Like I said, terrorism is a global trend and you need to look at how these can be applied locally. Obama has been effectively using drones to target the kingpins of this terrorist and then recruiting more of JTF team, because it is easy for them to infiltrate the group.
They are there friends. If you recall during Ihejirika’s time they used lot of JTF and they got the information, killed the Boko Haram so much that when they came back after Ihejirika was removed.
They went after the JTF members because they knew that those people were the ones that leaked where they were and whatever plans they had.
So it is very important that they use intelligence, it is important to use drones, which are very effective in targeting. And with us calling for international support those are things we should be asking for too.
The services of private security should also be employed, if you enroll security operatives at all levels that will give information.

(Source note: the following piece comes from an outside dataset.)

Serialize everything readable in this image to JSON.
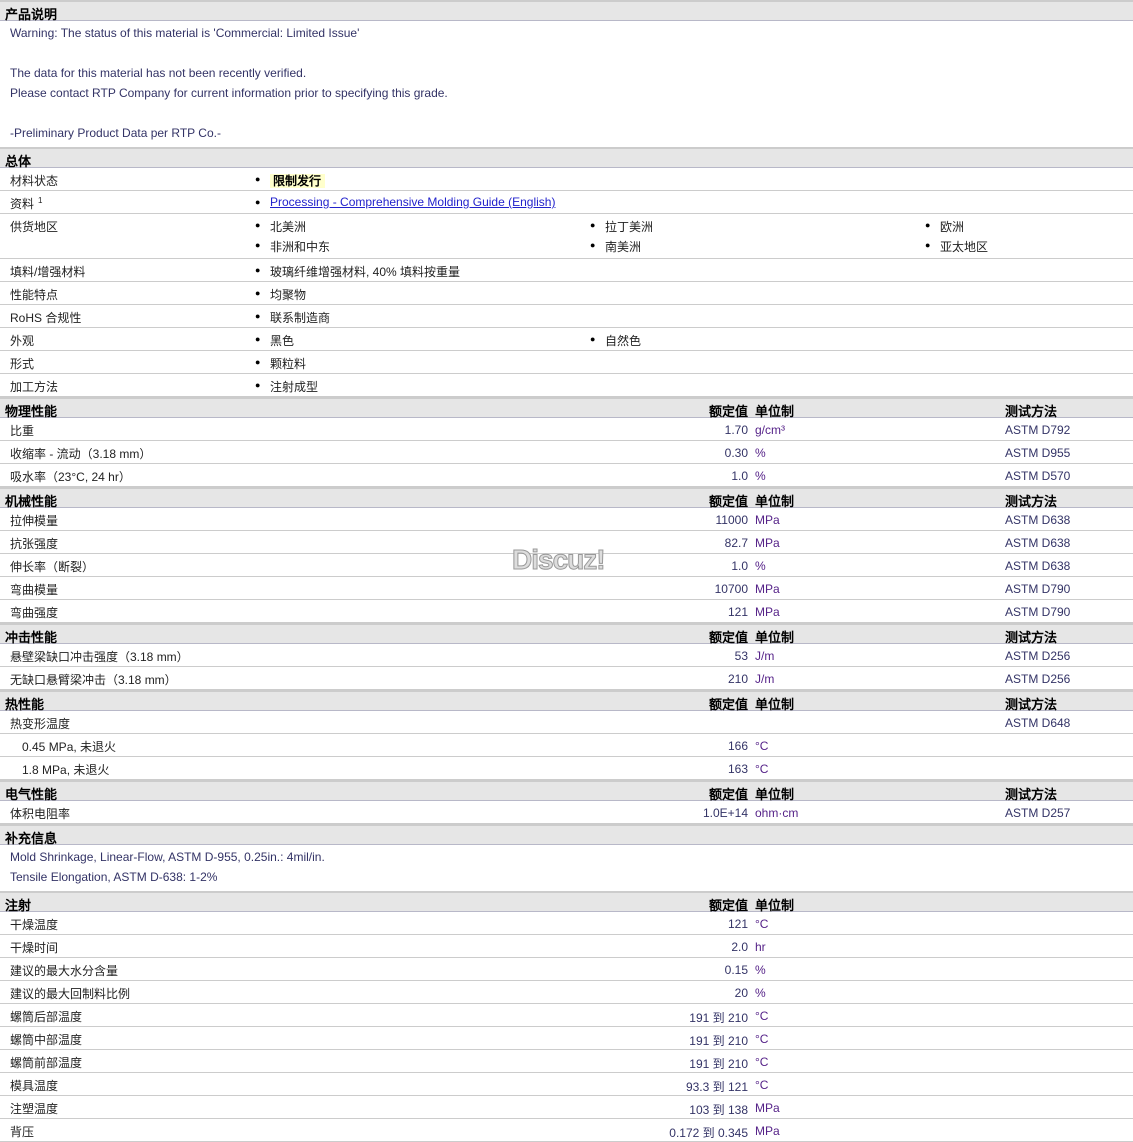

Abroad the locals unravel a lot of this threat.
For instance, there was a bomb that was to go off in New York, it was a roadside vendor that saw something that looked suspicious; she call the authorities to look at it that would have taken out a lot of people so if people are enrolled it will go a long way to help.
They should also create more awareness and enlightenment programmes letting citizens know what to look out for. If you recall, the last administration apprehended some Boko Haram in Lagos, was it not through intelligence that they were arrested before they could settle down? The issue of moving Boko Harams that are in jail from one detention facility to the hinterland like moving them to Anambra or Edo State, I think it is a bad security policy because we have to look at the precedence.
What has happened with Boko Haram in jail, they break them out in jail and the prisons are not well fortified, so this Boko Haram people come to break their people from prison.
You are indirectly drawing the Boko Haram into this place and making the problem more difficult to tackle. Right now it is regionalised, so it is easy to focus the military that we have.
One of the challenges we have is that the military, their number is not that many. We say we are not really at war and the recruitment has not been ongoing. There should be continuous recruiting as it is done in developed countries.